properly recorded by a representative from the Office of the Corporate Secretary.

The ERIM Department shall keep all minutes and records of the meetings, recorded and prepared by the Office of
the Corporate Secretary and make these available for inspection by any member of the Committee or the Board, as
and when requested.

206

Charter of the Remuneration Committee, Section 3.1 (b).


Charter of the Remuneration Committee, Section 4.1.
208 Charter of the Remuneration Committee, Section 4.2.
209 Ibid.
210 Ibid.
207

74

6)

The ERIM Department shall review all papers for submission to the Committee, including any proposals from
management before these are submitted to the Committee for approval. If there are unresolved differences in
opinion on any proposal between the proponent and ERIM Department, these shall be highlighted to the
Committee for consideration and decision.211

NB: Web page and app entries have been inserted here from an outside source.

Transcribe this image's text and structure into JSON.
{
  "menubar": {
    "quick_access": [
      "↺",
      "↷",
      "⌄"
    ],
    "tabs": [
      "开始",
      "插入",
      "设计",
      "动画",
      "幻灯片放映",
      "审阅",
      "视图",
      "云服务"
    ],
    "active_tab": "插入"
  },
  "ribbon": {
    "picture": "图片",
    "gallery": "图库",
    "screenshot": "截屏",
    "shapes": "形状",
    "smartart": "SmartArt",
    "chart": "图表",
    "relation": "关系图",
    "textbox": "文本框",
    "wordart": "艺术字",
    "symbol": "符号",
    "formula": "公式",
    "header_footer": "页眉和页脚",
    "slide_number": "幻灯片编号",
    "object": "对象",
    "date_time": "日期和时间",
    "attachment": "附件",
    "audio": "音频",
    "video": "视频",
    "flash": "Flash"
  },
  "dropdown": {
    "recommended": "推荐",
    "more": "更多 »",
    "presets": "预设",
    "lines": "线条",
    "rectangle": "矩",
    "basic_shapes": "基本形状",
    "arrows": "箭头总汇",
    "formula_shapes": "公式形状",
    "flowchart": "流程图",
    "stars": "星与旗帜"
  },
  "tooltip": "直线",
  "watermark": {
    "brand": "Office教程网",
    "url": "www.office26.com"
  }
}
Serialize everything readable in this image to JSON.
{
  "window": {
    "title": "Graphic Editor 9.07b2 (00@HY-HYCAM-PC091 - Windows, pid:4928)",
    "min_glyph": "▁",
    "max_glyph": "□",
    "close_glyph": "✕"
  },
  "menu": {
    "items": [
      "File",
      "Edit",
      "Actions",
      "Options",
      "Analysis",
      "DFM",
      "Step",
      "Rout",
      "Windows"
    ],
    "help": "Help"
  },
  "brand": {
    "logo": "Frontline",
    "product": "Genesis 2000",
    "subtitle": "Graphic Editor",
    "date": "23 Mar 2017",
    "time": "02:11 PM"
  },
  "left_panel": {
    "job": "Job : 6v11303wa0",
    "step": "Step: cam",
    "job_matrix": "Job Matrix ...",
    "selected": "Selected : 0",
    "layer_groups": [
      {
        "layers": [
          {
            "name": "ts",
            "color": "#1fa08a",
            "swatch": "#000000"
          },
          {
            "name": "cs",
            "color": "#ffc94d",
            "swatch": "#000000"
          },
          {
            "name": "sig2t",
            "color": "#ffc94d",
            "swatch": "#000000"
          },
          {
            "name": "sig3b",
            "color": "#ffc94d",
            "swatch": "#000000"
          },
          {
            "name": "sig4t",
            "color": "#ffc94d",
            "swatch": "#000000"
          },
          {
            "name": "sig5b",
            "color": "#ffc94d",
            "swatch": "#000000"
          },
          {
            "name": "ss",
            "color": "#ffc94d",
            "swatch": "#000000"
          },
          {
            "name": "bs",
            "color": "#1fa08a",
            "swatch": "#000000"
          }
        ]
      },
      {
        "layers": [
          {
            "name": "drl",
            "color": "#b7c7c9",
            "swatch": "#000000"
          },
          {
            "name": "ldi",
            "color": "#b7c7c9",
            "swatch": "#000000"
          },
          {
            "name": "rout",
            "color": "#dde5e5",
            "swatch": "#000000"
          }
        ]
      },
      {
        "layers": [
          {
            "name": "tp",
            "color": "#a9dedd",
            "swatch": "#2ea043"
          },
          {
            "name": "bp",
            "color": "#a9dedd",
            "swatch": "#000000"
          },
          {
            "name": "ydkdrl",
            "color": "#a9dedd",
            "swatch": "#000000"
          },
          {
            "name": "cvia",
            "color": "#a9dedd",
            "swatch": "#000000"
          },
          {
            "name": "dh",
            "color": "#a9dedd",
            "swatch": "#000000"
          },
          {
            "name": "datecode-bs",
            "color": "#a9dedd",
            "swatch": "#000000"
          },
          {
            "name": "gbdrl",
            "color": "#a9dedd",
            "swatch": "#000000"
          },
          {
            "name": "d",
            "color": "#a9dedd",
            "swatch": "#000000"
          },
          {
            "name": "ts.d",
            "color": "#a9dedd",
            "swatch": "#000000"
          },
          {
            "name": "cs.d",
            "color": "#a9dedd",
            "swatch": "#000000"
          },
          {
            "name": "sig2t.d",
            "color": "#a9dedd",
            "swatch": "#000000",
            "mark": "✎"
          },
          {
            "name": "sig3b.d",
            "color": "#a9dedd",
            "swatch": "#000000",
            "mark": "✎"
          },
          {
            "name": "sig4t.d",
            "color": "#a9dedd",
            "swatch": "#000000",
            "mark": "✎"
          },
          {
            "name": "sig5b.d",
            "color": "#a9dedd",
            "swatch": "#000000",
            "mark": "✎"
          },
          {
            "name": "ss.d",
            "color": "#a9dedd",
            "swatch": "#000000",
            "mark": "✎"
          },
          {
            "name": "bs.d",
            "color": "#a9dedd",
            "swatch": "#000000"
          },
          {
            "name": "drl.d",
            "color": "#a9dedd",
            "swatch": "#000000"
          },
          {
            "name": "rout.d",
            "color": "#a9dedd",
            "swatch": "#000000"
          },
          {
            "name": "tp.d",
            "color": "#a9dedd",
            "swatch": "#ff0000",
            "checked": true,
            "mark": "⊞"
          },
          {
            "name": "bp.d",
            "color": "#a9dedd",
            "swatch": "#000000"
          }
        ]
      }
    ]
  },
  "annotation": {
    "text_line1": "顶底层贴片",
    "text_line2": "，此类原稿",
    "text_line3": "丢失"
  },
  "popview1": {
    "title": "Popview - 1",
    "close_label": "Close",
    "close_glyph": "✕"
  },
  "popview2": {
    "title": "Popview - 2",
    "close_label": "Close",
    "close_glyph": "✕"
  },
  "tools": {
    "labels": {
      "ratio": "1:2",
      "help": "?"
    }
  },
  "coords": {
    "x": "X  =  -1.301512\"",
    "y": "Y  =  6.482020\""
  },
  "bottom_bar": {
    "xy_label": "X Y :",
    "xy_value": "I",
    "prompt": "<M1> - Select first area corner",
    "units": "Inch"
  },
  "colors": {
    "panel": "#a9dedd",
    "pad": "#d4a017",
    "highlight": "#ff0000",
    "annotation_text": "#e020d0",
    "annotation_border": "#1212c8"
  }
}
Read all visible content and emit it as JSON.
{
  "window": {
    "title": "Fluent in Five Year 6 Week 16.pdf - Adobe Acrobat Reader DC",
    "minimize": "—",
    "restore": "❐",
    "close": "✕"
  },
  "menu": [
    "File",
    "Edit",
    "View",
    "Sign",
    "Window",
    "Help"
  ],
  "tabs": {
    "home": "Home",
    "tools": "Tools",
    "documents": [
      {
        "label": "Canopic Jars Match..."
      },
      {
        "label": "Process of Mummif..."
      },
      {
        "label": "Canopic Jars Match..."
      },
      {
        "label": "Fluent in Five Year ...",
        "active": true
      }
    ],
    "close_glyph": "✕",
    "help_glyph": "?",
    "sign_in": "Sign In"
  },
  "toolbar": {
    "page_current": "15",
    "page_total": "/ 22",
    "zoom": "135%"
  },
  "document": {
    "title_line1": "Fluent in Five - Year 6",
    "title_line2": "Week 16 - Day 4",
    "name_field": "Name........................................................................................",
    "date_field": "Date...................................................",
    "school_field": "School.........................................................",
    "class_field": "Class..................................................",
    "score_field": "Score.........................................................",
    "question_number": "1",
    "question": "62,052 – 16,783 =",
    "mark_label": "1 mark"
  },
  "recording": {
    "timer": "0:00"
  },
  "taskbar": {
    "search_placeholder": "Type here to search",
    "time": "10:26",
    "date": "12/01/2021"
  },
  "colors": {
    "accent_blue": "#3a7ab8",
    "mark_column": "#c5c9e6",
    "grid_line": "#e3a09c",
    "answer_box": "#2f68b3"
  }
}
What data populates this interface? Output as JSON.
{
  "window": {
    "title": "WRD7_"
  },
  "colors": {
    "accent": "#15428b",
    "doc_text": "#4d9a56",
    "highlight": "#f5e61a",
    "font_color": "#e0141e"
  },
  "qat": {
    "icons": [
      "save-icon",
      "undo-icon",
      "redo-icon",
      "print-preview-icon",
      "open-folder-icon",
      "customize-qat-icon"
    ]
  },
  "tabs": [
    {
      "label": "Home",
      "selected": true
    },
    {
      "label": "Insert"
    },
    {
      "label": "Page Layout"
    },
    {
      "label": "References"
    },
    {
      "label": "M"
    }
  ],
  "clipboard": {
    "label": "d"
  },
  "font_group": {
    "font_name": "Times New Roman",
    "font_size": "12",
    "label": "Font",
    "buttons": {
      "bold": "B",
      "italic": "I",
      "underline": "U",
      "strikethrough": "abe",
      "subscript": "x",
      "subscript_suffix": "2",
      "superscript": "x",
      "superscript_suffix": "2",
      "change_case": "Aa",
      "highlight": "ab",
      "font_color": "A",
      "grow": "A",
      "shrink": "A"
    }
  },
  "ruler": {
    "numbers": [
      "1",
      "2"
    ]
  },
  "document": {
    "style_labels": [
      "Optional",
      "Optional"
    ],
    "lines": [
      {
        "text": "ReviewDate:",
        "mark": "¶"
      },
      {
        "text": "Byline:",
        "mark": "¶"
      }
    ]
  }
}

The Committee shall have reasonably free and full access to the Companys data, records and properties, as well as
information from employees, officers, directors or external parties that may be relevant in monitoring and
assessing risk exposures and their implications to the Company.212

External Advice
Indicate whether or not a procedure exists whereby directors can receive external advice and, if so, provide details:
Yes, there is such procedure.
The Manual provides that directors can create a procedure for directors, either individually or as a group, in the furtherance of their duties, to take
independent professional advice, if necessary, at the Companys expense, which expense shall be reasonable. Moreover, members of the Board are given
independent access to the Management and the Corporate Secretary for making inquiries to enable them to properly perform their duties and
responsibilities.
Pursuant to the foregoing, the Charter of the Board of Directors provide for the following procedures:
Section 7.1 Access to Information
The Board shall have free and full access to all relevant information, data, records, properties and personnel of the Corporation.
Section 7.2 Technical Assistance
The Corporate Secretary, the management and all personnel of the Corporation shall provide assistance and support to the Board.

211
212

Charter of the Risk Committee, Clause F


Charter of the Risk Committee, Clause G Section 4

75

The Board may also invite such members of management and other resource persons to its meetings and may secure independent expert
and/or professional advice as it may deem desirable or appropriate. All resources necessary for the Board to perform its duties and
functions shall be provided by the Corporation, at its expense.
7)

Change/s in existing policies


Indicate, if a